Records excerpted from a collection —
====

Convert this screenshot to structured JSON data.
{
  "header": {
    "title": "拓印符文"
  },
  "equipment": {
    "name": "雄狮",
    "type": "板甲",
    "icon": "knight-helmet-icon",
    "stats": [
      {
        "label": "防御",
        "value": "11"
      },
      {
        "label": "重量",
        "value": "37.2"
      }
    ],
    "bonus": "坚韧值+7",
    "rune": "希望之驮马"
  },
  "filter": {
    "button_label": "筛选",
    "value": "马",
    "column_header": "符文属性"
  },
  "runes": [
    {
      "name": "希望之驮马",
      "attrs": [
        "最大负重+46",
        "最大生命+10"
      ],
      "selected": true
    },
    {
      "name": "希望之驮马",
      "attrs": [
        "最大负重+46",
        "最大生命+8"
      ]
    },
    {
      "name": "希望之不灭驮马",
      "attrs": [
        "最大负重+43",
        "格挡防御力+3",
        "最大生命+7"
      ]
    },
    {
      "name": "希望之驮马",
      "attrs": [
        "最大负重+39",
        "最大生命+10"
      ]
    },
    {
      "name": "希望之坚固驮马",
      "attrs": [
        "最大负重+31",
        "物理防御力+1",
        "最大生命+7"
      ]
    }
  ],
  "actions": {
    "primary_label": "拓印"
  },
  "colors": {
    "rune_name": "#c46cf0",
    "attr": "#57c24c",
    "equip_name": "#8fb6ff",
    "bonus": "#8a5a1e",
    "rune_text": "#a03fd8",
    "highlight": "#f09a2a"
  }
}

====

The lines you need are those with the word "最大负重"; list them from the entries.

RESPONSE TO THIS TASK —
        "最大负重+46",
        "最大负重+46",
        "最大负重+43",
        "最大负重+39",
        "最大负重+31",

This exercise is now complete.